--- START ---

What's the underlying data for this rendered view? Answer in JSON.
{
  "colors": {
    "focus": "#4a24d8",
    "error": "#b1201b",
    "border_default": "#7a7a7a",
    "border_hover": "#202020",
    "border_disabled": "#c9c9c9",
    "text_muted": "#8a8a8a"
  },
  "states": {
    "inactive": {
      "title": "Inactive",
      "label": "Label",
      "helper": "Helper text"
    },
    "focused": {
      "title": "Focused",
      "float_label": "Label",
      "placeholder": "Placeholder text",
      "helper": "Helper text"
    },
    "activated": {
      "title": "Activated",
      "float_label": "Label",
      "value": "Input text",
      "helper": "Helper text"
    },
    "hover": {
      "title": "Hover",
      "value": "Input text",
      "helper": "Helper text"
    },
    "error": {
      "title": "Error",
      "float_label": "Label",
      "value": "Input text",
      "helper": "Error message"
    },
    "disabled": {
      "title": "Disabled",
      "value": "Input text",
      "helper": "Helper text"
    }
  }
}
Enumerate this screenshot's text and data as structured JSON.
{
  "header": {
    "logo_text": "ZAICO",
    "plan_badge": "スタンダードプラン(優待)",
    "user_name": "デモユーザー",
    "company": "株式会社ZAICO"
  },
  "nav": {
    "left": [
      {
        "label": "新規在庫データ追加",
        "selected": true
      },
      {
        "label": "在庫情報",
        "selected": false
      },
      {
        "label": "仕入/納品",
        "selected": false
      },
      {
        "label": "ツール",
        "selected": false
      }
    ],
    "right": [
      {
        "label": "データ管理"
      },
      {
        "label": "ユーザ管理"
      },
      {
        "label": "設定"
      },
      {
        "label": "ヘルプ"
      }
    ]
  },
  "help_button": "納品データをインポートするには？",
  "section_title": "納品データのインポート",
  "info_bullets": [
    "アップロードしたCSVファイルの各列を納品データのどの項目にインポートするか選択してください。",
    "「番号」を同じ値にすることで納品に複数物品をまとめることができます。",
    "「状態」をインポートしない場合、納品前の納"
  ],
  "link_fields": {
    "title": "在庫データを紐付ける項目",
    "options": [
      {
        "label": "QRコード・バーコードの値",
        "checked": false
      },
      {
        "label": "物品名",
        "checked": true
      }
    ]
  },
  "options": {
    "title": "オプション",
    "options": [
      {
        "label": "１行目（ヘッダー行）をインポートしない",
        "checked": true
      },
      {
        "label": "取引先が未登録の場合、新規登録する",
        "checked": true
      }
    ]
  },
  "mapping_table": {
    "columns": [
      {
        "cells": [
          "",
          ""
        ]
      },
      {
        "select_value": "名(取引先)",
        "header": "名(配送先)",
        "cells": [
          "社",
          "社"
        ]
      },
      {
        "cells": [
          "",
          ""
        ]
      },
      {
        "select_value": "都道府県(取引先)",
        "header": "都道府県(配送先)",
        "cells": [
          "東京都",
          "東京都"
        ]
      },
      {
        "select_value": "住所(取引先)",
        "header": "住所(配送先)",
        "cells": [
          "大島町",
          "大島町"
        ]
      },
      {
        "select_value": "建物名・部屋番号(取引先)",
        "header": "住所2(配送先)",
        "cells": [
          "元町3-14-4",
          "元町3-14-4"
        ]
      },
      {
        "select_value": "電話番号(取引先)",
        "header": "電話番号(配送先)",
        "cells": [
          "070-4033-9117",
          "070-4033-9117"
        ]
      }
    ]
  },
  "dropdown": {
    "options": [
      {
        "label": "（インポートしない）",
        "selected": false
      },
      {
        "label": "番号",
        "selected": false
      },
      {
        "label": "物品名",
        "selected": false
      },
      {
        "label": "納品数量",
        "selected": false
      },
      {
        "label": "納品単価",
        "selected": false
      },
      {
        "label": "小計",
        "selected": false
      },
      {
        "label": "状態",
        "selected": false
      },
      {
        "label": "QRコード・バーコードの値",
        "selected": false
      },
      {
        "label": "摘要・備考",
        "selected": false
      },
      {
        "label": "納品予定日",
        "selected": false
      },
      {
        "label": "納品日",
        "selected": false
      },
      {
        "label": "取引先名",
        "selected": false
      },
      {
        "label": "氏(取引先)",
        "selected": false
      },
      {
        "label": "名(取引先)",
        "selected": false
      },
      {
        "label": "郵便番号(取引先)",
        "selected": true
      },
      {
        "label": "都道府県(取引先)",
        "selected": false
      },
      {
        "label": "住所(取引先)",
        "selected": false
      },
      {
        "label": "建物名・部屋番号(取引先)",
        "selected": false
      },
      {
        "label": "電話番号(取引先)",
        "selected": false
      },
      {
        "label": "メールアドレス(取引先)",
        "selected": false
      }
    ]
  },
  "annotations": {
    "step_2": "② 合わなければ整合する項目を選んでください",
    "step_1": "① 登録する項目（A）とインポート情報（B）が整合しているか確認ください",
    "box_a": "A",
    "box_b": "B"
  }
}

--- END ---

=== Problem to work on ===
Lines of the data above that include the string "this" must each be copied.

=== Solution ===
What's the underlying data for this rendered view? Answer in JSON.
Enumerate this screenshot's text and data as structured JSON.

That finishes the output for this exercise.